Figures 7 and 8 show and as functions of the frequency of external voltages by setting = 2.4, respectively, which is two times more than the ground energy. Towards this case, electrons through the second channel, the real part of begins to decrease from two times conductance unit, and the real and imaginary parts show irregular oscillatory behaviors. These indicate - interaction leads to the nonuniform distribution of current in transport system. Moreover, another important property is current phase. It should be pointed that the conductance is complex, in which the imaginary part refers to the phase difference between the current and voltage; this means that there are two different responses to the external voltage, inductive-like and capacitive-like, which depend on the plus sign and minus sign of the conductance matrix elements, respectively. As is well known, the plasmon excitations exist for interacting electron gas of bulk. It is significant to ask whether there is some quasiparticle excitation related to the collective motion of the electrons in the mesoscopic conductor. Reference [16] had indicated that there existed some excitations, such as plasmons, in mesoscopic conductor, and they had effect on the ac transport properties. Here, some peaks structure in curve of the real part of are observed; we believe that these peaks are related to the plasmon excitation in the mesoscopic conductor.

4. Conclusion

In conclusion, we have presented the calculation of various physics quantities, such as the distributions of the internal potential and the induced charge density, the frequency-dependent capacitance, and conductance of the QW. The induced charge is mainly distributed in the transition regions between the reservoirs. For the results of capacitance and conductance versus Fermi energy, some resonant peaks due to the opening of the next higher quantum channels and the oscillations related to the longitudinal resonant electron states of the QW are observed. The frequency-dependent conductance shows two different responses to the external voltage, inductive-like and capacitive-like, which depend on the plus sign and minus sign of the conductance matrix elements. The peaks structure of frequency-dependent capacitance is related to the plasmon-like excitation in mesoscopic conductor.

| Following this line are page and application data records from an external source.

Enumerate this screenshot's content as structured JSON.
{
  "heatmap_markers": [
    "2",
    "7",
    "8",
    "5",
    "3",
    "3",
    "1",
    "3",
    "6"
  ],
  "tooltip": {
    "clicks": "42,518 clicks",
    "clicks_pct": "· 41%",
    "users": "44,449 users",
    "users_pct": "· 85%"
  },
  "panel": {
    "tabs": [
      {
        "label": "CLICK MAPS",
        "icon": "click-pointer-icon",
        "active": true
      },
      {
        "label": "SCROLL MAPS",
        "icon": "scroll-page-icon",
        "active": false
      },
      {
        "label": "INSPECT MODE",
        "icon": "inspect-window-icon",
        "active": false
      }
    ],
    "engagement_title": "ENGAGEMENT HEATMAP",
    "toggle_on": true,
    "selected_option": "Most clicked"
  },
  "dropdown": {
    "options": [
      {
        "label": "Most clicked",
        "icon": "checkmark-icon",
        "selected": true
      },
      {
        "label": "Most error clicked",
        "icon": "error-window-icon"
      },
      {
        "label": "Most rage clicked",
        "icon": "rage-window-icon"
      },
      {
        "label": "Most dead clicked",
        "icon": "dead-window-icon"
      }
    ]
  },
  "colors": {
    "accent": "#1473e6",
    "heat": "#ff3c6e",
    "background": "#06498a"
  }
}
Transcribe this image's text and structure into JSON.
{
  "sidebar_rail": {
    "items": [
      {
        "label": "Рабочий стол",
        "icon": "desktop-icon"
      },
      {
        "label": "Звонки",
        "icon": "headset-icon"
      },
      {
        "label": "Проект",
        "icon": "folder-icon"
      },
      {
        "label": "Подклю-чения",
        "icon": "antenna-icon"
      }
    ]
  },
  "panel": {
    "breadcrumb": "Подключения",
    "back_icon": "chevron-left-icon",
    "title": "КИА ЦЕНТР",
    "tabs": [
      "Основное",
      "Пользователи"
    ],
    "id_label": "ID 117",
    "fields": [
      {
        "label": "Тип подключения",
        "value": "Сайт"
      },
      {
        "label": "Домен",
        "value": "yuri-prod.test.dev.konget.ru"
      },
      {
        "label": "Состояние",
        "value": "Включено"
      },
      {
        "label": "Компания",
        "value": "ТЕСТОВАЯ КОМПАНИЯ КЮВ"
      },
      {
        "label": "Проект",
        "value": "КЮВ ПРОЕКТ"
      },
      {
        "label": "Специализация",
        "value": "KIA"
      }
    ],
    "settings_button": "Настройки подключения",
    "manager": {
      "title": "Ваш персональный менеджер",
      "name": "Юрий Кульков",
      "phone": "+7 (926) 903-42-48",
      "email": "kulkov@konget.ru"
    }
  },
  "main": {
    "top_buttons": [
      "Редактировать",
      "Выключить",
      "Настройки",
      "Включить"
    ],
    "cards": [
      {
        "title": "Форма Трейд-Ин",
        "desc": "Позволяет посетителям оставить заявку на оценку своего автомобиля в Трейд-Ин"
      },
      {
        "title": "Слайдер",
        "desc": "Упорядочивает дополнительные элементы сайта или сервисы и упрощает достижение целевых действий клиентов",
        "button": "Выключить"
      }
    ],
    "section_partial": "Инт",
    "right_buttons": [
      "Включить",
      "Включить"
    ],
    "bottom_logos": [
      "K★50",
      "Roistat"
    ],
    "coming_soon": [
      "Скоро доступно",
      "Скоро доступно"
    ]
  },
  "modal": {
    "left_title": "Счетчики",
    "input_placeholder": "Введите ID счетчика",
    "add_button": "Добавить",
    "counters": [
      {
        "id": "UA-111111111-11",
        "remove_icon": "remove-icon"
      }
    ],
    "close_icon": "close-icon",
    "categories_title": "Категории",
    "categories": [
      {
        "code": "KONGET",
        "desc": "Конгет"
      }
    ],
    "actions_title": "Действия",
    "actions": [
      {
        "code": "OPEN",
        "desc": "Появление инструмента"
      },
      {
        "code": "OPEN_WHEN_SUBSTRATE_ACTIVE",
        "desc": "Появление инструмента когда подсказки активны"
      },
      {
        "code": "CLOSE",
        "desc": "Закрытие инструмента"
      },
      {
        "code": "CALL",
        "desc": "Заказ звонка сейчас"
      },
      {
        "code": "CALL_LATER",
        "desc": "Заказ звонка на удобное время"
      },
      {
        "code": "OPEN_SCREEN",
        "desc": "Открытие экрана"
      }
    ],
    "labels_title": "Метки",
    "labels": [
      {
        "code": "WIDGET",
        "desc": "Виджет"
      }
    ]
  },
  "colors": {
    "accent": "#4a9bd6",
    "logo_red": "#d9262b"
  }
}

Conflict of Interests

The authors declare that there is no conflict of interests regarding the publication of this paper.


The authors gratefully acknowledge the support by the National Natural Science Foundation of China (Grant nos. 11304276, 11404283) and the Natural Science Foundation of Guangdong Province, China (Grant nos. 2014A030307028, 2014A030307035).